## TASK TO COMPLETE
Copy the records word for word, omitting all pictures.

-- GIVEN ENTRIES follows --

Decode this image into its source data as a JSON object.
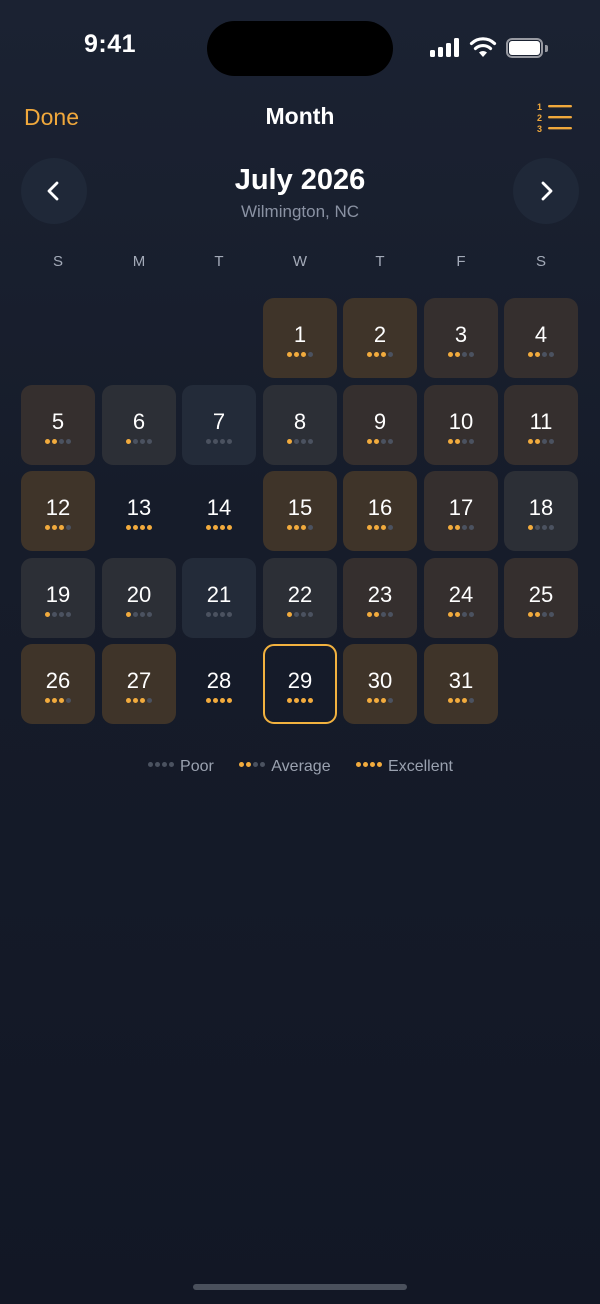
{
  "status_bar": {
    "time": "9:41"
  },
  "nav": {
    "done_label": "Done",
    "title": "Month",
    "list_icon": "numbered-list-icon"
  },
  "header": {
    "month": "July 2026",
    "location": "Wilmington, NC"
  },
  "weekdays": [
    "S",
    "M",
    "T",
    "W",
    "T",
    "F",
    "S"
  ],
  "colors": {
    "accent": "#f0a83c",
    "inactive_dot": "#4b5260",
    "today_border": "#f2b23f"
  },
  "calendar": {
    "first_weekday_index": 3,
    "selected_day": "29",
    "days": [
      {
        "day": "1",
        "rating": 3
      },
      {
        "day": "2",
        "rating": 3
      },
      {
        "day": "3",
        "rating": 2
      },
      {
        "day": "4",
        "rating": 2
      },
      {
        "day": "5",
        "rating": 2
      },
      {
        "day": "6",
        "rating": 1
      },
      {
        "day": "7",
        "rating": 0
      },
      {
        "day": "8",
        "rating": 1
      },
      {
        "day": "9",
        "rating": 2
      },
      {
        "day": "10",
        "rating": 2
      },
      {
        "day": "11",
        "rating": 2
      },
      {
        "day": "12",
        "rating": 3
      },
      {
        "day": "13",
        "rating": 4
      },
      {
        "day": "14",
        "rating": 4
      },
      {
        "day": "15",
        "rating": 3
      },
      {
        "day": "16",
        "rating": 3
      },
      {
        "day": "17",
        "rating": 2
      },
      {
        "day": "18",
        "rating": 1
      },
      {
        "day": "19",
        "rating": 1
      },
      {
        "day": "20",
        "rating": 1
      },
      {
        "day": "21",
        "rating": 0
      },
      {
        "day": "22",
        "rating": 1
      },
      {
        "day": "23",
        "rating": 2
      },
      {
        "day": "24",
        "rating": 2
      },
      {
        "day": "25",
        "rating": 2
      },
      {
        "day": "26",
        "rating": 3
      },
      {
        "day": "27",
        "rating": 3
      },
      {
        "day": "28",
        "rating": 4
      },
      {
        "day": "29",
        "rating": 4
      },
      {
        "day": "30",
        "rating": 3
      },
      {
        "day": "31",
        "rating": 3
      }
    ]
  },
  "legend": [
    {
      "label": "Poor",
      "rating": 0
    },
    {
      "label": "Average",
      "rating": 2
    },
    {
      "label": "Excellent",
      "rating": 4
    }
  ]
}
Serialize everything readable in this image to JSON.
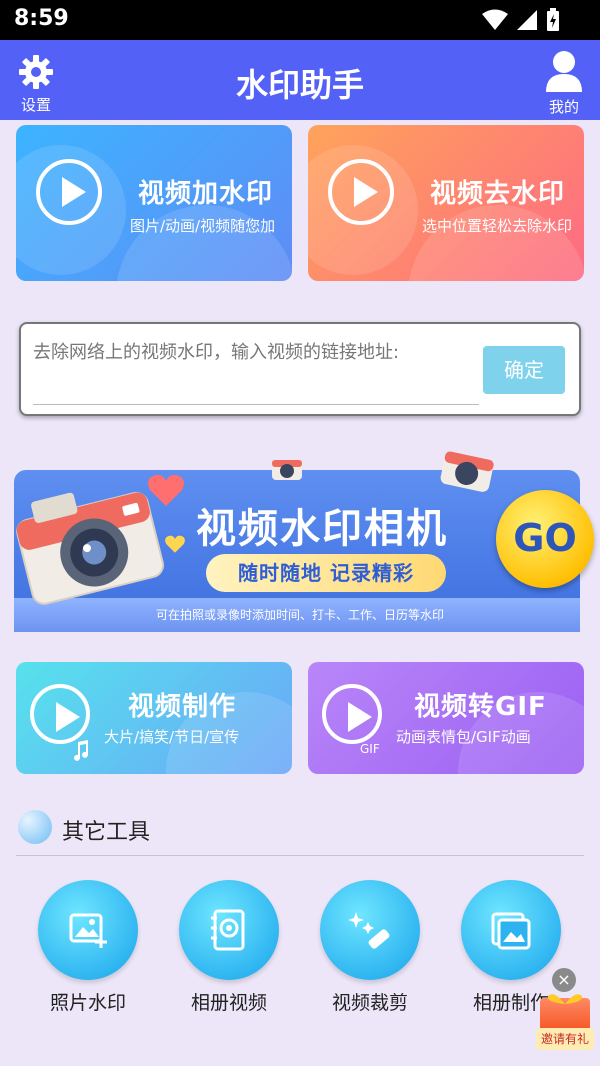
{
  "status_bar": {
    "time": "8:59"
  },
  "app_bar": {
    "title": "水印助手",
    "settings_label": "设置",
    "me_label": "我的"
  },
  "cards": {
    "add_watermark": {
      "title": "视频加水印",
      "subtitle": "图片/动画/视频随您加"
    },
    "remove_watermark": {
      "title": "视频去水印",
      "subtitle": "选中位置轻松去除水印"
    },
    "video_make": {
      "title": "视频制作",
      "subtitle": "大片/搞笑/节日/宣传"
    },
    "video_gif": {
      "title": "视频转GIF",
      "subtitle": "动画表情包/GIF动画",
      "badge": "GIF"
    }
  },
  "link_input": {
    "placeholder": "去除网络上的视频水印，输入视频的链接地址:",
    "confirm_label": "确定"
  },
  "banner": {
    "headline": "视频水印相机",
    "tagline": "随时随地 记录精彩",
    "footnote": "可在拍照或录像时添加时间、打卡、工作、日历等水印",
    "go_label": "GO"
  },
  "other_tools": {
    "title": "其它工具",
    "items": [
      {
        "label": "照片水印",
        "icon": "photo-watermark-icon"
      },
      {
        "label": "相册视频",
        "icon": "album-video-icon"
      },
      {
        "label": "视频裁剪",
        "icon": "video-crop-icon"
      },
      {
        "label": "相册制作",
        "icon": "album-make-icon"
      }
    ]
  },
  "invite": {
    "label": "邀请有礼",
    "close": "×"
  },
  "colors": {
    "app_bar": "#5361f7",
    "background": "#ece6f8",
    "confirm": "#7fd2ec",
    "tool_circle": "#2cb3f0"
  }
}
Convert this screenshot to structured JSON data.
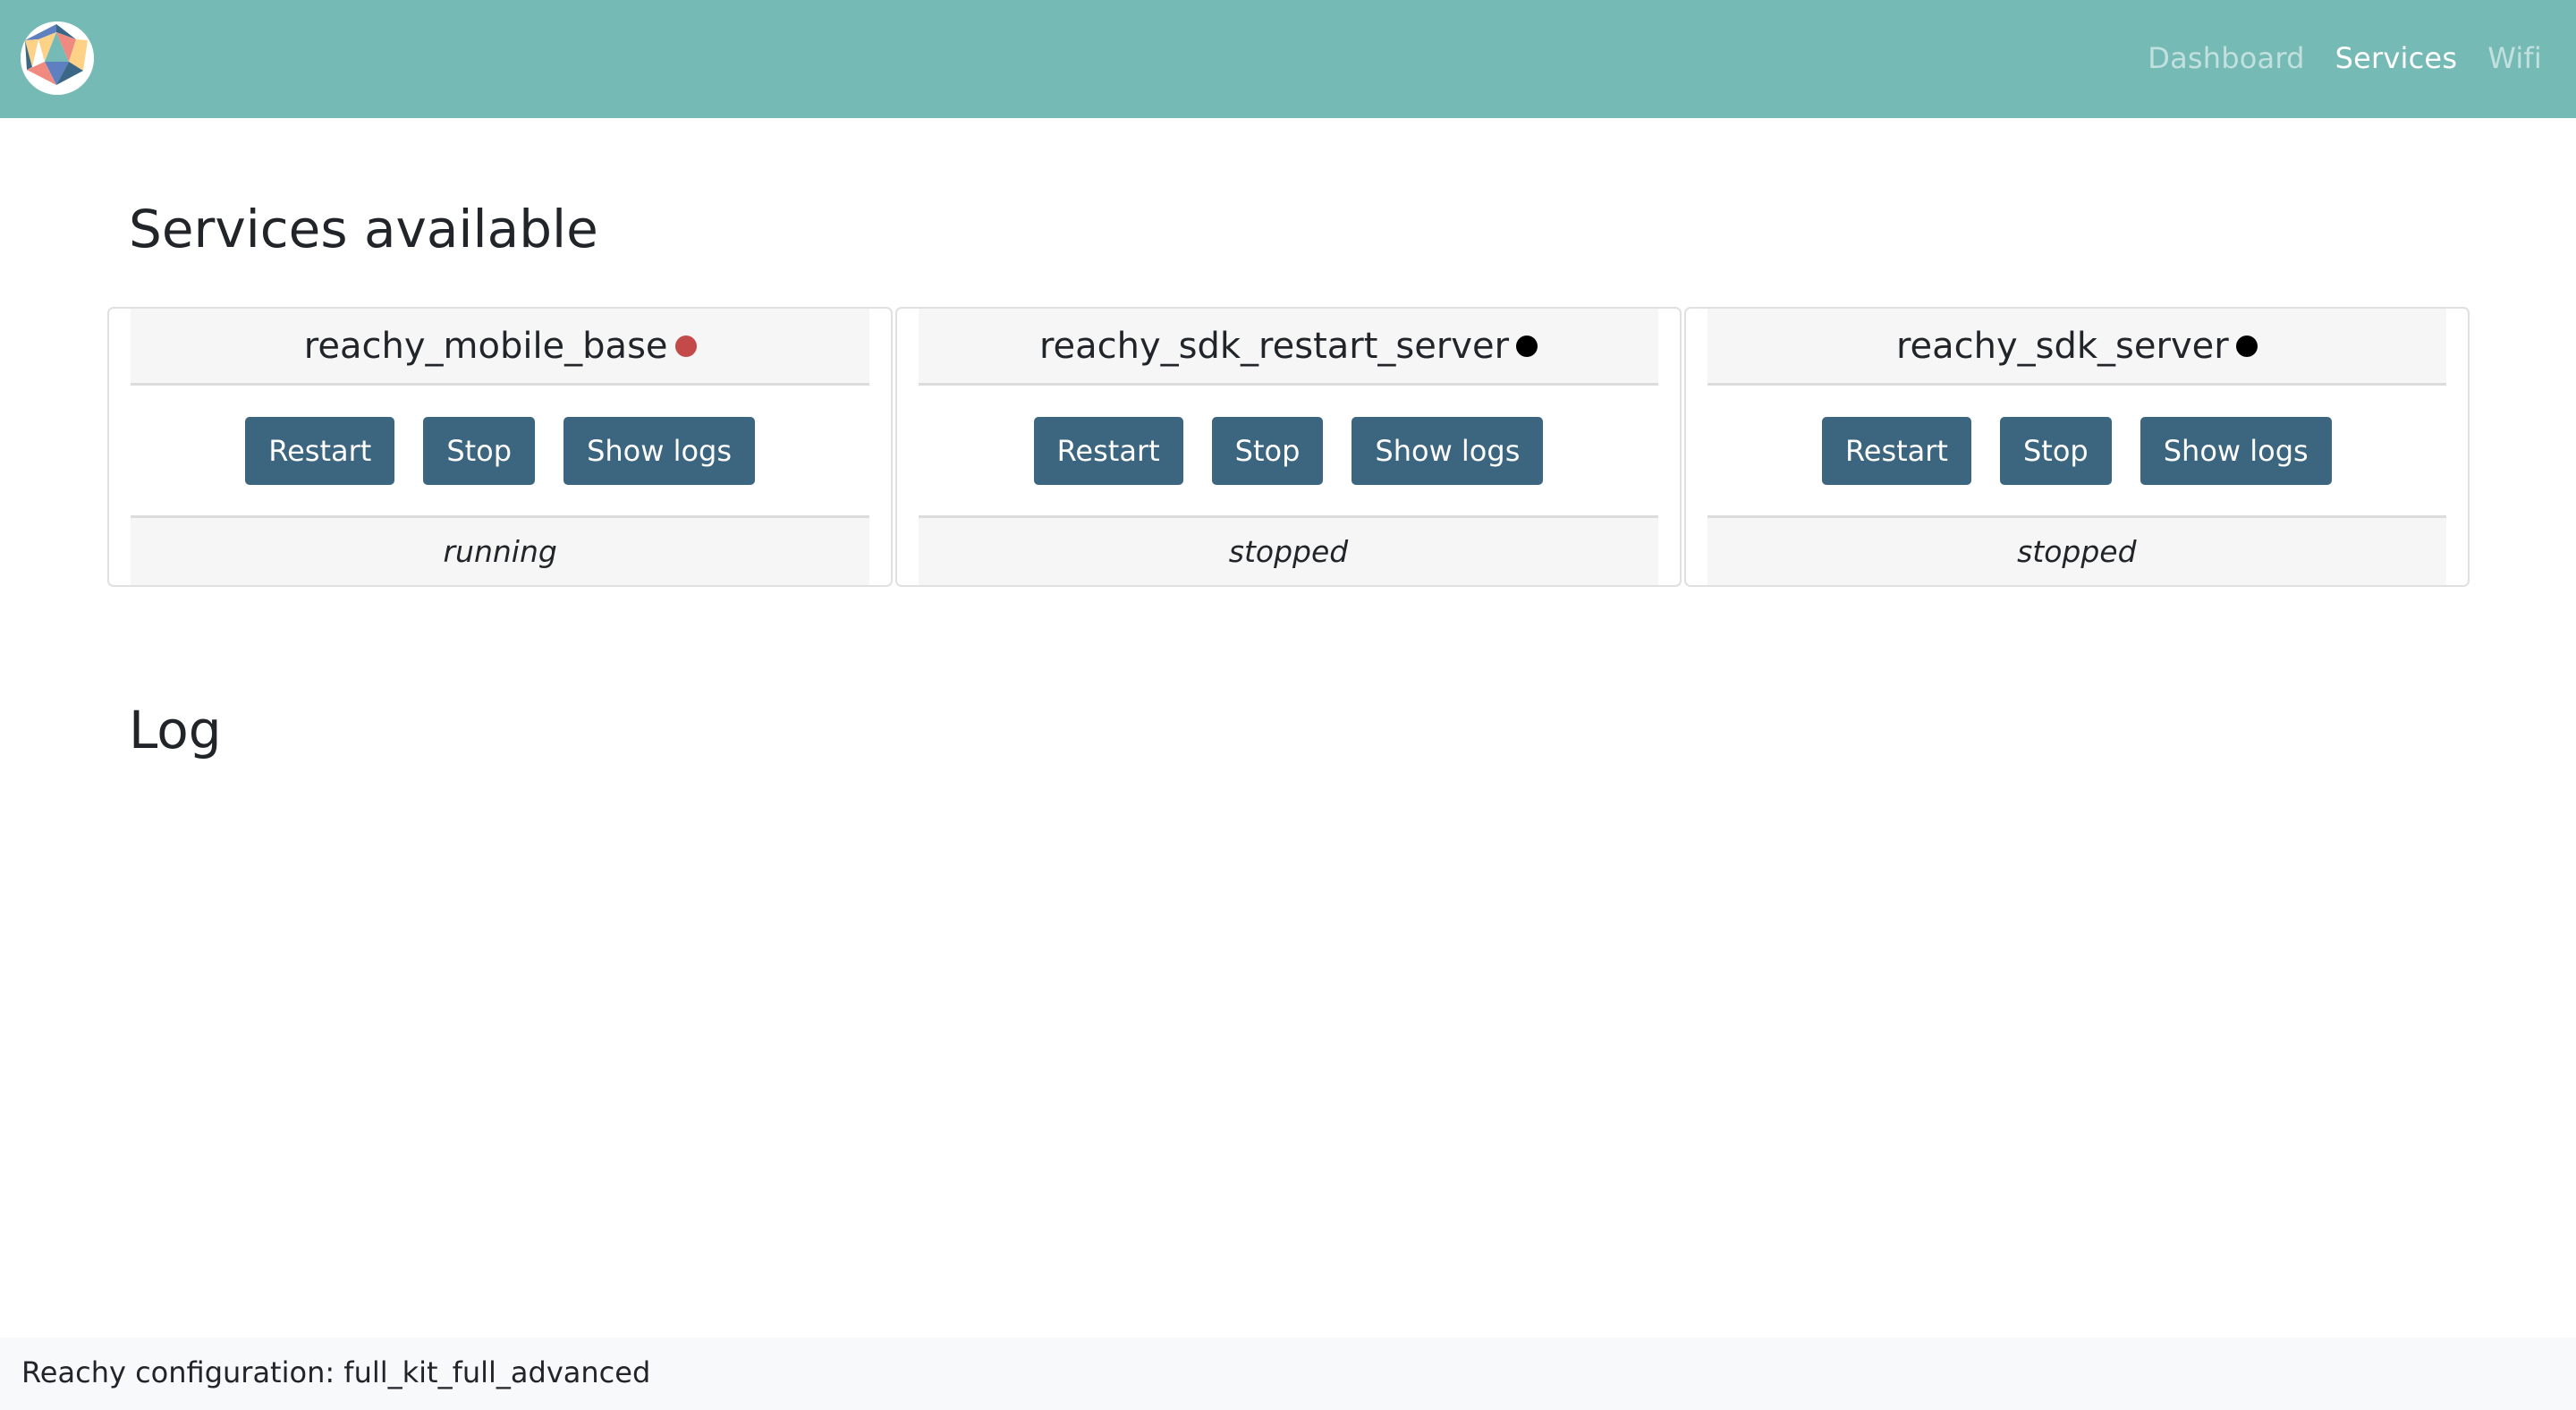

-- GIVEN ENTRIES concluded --

## RESPONSE BOX
Decode this image into its source data as a JSON object.
{
  "status_bar": {
    "time": "9:41"
  },
  "nav": {
    "done_label": "Done",
    "title": "Month",
    "list_icon": "numbered-list-icon"
  },
  "header": {
    "month": "July 2026",
    "location": "Wilmington, NC"
  },
  "weekdays": [
    "S",
    "M",
    "T",
    "W",
    "T",
    "F",
    "S"
  ],
  "colors": {
    "accent": "#f0a83c",
    "inactive_dot": "#4b5260",
    "today_border": "#f2b23f"
  },
  "calendar": {
    "first_weekday_index": 3,
    "selected_day": "29",
    "days": [
      {
        "day": "1",
        "rating": 3
      },
      {
        "day": "2",
        "rating": 3
      },
      {
        "day": "3",
        "rating": 2
      },
      {
        "day": "4",
        "rating": 2
      },
      {
        "day": "5",
        "rating": 2
      },
      {
        "day": "6",
        "rating": 1
      },
      {
        "day": "7",
        "rating": 0
      },
      {
        "day": "8",
        "rating": 1
      },
      {
        "day": "9",
        "rating": 2
      },
      {
        "day": "10",
        "rating": 2
      },
      {
        "day": "11",
        "rating": 2
      },
      {
        "day": "12",
        "rating": 3
      },
      {
        "day": "13",
        "rating": 4
      },
      {
        "day": "14",
        "rating": 4
      },
      {
        "day": "15",
        "rating": 3
      },
      {
        "day": "16",
        "rating": 3
      },
      {
        "day": "17",
        "rating": 2
      },
      {
        "day": "18",
        "rating": 1
      },
      {
        "day": "19",
        "rating": 1
      },
      {
        "day": "20",
        "rating": 1
      },
      {
        "day": "21",
        "rating": 0
      },
      {
        "day": "22",
        "rating": 1
      },
      {
        "day": "23",
        "rating": 2
      },
      {
        "day": "24",
        "rating": 2
      },
      {
        "day": "25",
        "rating": 2
      },
      {
        "day": "26",
        "rating": 3
      },
      {
        "day": "27",
        "rating": 3
      },
      {
        "day": "28",
        "rating": 4
      },
      {
        "day": "29",
        "rating": 4
      },
      {
        "day": "30",
        "rating": 3
      },
      {
        "day": "31",
        "rating": 3
      }
    ]
  },
  "legend": [
    {
      "label": "Poor",
      "rating": 0
    },
    {
      "label": "Average",
      "rating": 2
    },
    {
      "label": "Excellent",
      "rating": 4
    }
  ]
}
Serialize everything readable in this image to JSON.
{
  "status_bar": {
    "time": "8:59"
  },
  "app_bar": {
    "title": "水印助手",
    "settings_label": "设置",
    "me_label": "我的"
  },
  "cards": {
    "add_watermark": {
      "title": "视频加水印",
      "subtitle": "图片/动画/视频随您加"
    },
    "remove_watermark": {
      "title": "视频去水印",
      "subtitle": "选中位置轻松去除水印"
    },
    "video_make": {
      "title": "视频制作",
      "subtitle": "大片/搞笑/节日/宣传"
    },
    "video_gif": {
      "title": "视频转GIF",
      "subtitle": "动画表情包/GIF动画",
      "badge": "GIF"
    }
  },
  "link_input": {
    "placeholder": "去除网络上的视频水印，输入视频的链接地址:",
    "confirm_label": "确定"
  },
  "banner": {
    "headline": "视频水印相机",
    "tagline": "随时随地 记录精彩",
    "footnote": "可在拍照或录像时添加时间、打卡、工作、日历等水印",
    "go_label": "GO"
  },
  "other_tools": {
    "title": "其它工具",
    "items": [
      {
        "label": "照片水印",
        "icon": "photo-watermark-icon"
      },
      {
        "label": "相册视频",
        "icon": "album-video-icon"
      },
      {
        "label": "视频裁剪",
        "icon": "video-crop-icon"
      },
      {
        "label": "相册制作",
        "icon": "album-make-icon"
      }
    ]
  },
  "invite": {
    "label": "邀请有礼",
    "close": "×"
  },
  "colors": {
    "app_bar": "#5361f7",
    "background": "#ece6f8",
    "confirm": "#7fd2ec",
    "tool_circle": "#2cb3f0"
  }
}
Convert this screenshot to structured JSON data.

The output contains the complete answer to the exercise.